In broader terms, REDD+ dialogues have helped to raise awareness of land rights and tenure issues. In Panama, for instance, “the arrival of UN-REDD resulted in a national dialogue around, and eventual delineation of, territorial rights,” the report states. And as nations and sub-national jurisdictions develop their own REDD+ strategies, environmental and social safeguards are becoming more prominent features of conservation programs.
These success stories are relatively few compared to the number of REDD+ programs that are being created, however. The benefits doled out by many REDD+ programs are tied to performance metrics under so-called “payments for ecosystem services” or “pay-for-performance” models that only compensate communities for verifiable emissions reductions. Because these performance metrics are often linked to historical deforestation rates, many indigenous and traditional communities are essentially penalized as “low performers” in terms of reducing emissions.
Meanwhile, many REDD+ projects have failed to respect indigenous and local forest communities’ rights, haven’t implemented Free Prior and Informed Consent (FPIC), or haven’t established environmental and social safeguards. Some even fail to address the roots causes of deforestation, which are often intertwined with threats to indigenous and traditional communities, such as mining, colonization, and agricultural development.

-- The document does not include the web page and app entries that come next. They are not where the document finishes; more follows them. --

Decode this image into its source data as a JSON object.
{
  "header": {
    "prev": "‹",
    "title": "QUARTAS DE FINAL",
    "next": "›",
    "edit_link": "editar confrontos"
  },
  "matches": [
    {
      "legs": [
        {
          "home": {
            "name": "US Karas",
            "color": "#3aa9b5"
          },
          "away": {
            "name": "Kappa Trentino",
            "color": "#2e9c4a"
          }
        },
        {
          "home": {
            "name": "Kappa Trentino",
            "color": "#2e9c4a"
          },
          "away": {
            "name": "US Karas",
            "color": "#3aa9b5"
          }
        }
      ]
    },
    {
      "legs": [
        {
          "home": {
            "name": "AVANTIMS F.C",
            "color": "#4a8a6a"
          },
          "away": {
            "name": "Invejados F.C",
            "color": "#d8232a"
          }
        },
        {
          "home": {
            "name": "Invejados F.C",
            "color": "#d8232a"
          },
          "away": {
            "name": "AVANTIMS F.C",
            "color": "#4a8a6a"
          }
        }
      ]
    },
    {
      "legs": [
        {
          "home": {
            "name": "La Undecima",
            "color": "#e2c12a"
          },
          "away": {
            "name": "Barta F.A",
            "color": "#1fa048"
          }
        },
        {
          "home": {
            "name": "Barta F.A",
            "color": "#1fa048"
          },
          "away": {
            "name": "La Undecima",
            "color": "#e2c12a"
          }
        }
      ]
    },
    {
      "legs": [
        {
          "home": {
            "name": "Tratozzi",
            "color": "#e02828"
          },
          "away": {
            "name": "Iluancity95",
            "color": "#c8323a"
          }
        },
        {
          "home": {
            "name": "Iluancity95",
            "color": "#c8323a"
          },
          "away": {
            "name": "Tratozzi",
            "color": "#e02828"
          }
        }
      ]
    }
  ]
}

There are a host of other reasons why REDD+ programs have failed to benefit indigenous and traditional communities, such as fundamental disagreements about the commodification of nature, language and other logistical barriers, and expectations in terms of the financial benefits estimated at the outset of a REDD+ program not being met.
Indigenous groups are increasingly using the growing recognition of their role as superior stewards of the forest as leverage in developing and presenting their own proposals, however. The Mesoamerican Territorial Fund, for instance, aims to tap a variety of public and private sources to fund conservation efforts within indigenous territories that have been designed and implemented via territorial alliances. And an Amazon Indigenous REDD+ program is currenty in a pilot phase after having been developed by COICA, the Coordinator of Indigenous Organizations of the Amazon Basin.
“These proposals reduce dependence on project-level pay for performance models, maximize autonomy, yet allow [indigenous peoples] to benefit from, and be rewarded for, climate mitigation efforts,” according to the report.
“For forest conservation initiatives to be sustainable over time they must establish direct relationships with those protecting the forests,” Cándido Mezua, Secretary of International Relations of the Mesoamerican Alliance of Peoples and Forests, said in a statement.
“This can help to have greater impacts and more benefits, not just for forests but also for people. It is indigenous peoples and local communities who have fought to protect tropical forests in Mesoamerica, the Amazon and other regions of the world and therefore there must be a formal integration of our proposals into diverse forest conservation initiatives.”